Equally radical, if not more violent and bloodthirsty, were the youth in Kolkata and its precincts during the Naxal movement in 1970. Journalist, author and activist Sumanta Banerjee eulogises them to an extent: “They were not common criminals, which the police tried to make them out, but dreamers with a violent mission, characters whom Dostoyevsky would have been proud to have created” (p. 237, In the Wake of Naxalbari). However, it is germane to note as Banerjee quotes then Naxal leader Sushital Ray Chowdhury: “Sentimental students were used to perform democratic and socialist revolutions simultaneously. Such activities as burning educational institutions, libraries, laboratories and destroying the educational system were prescribed. It is enough to say that no discussions were held in the Party’s Central Committee before these tasks were adopted” (p. 225, In the Wake of Naxalbari).
This researcher too interviewed ex-Naxals of late 1960s, belonging to both their ideological realm as well as squad action teams, who now are leading cosy lives in either government jobs or entrepreneurship in Kolkata. More or less unanimous verdict oozed out “We committed errors. We should have taken the masses into confidence. Alienating them was a grave mistake.” Furthermore, interviews with people affected by the Naxal violence of the early 1970s in then North Calcutta brought out stories which indicate ruthlessness and immaturity on the part of the erstwhile so-called revolutionaries.
Accepting the wrong tactics and to some extent the philosophy had been echoed by other ex-Naxal leaders like Kanu Sanyal [allegedly committed suicide]. Charu Mazumdar’s annihilation line led them to nowhere. Probably, that provided them the lessons to couple Guevara’s foco theory with Mao’s protracted people’s war a model more or less successfully applied at Bastar-Abujhmaad.
Undoubtedly, as Hobsbawm says that the political impact of Marxism is the most significant achievement of Dr Marx from the point of view of history; at least insofar as the guerrilla movements are concerned. On the other end, the concept of a nation-state which emerged from Westphalia holds itself intact till date and at least as immediately foreseeable future is concerned, doesn’t seem to be affected by the onslaught of the guerrilla battle-zones. Marx cheers for the Paris Commune, Mao doesn’t believe that revolution could be peaceful and effected at leisure, while Rajanna innovates with the ammunitions and targets the administration.
The counter-insurgent firmly holds the gun and deservedly so. In the process, he fires at Rajni, Rajanna and Sonu. He keeps a strict vigil on the cities. He gathers intelligence and plants moles. He aims and shoots. Does he have any other alternative?
By Uddipan Mukherjee

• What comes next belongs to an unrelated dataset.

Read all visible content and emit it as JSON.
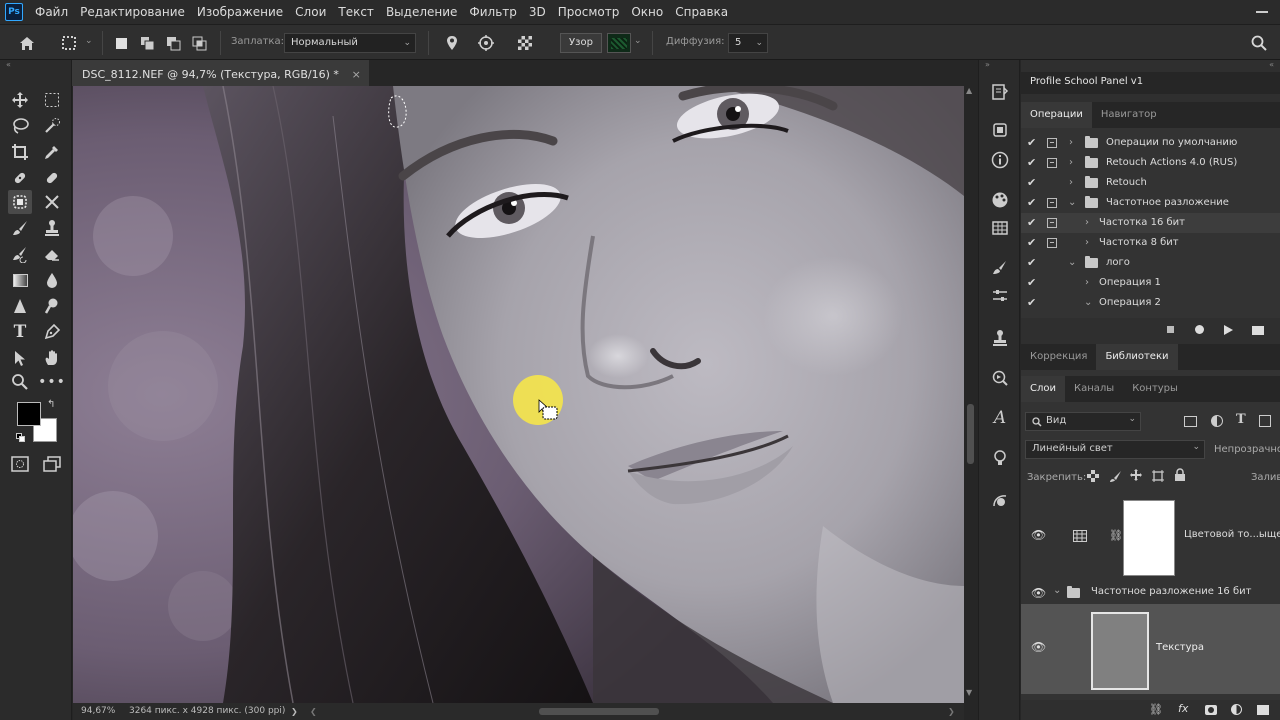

(The author is an IOFS [Admin] Officer working under OFB, Ministry of Defence, Government of India. Any opinion expressed in this article is exclusively that of the author and in no way reflects the official position of the Government of India.)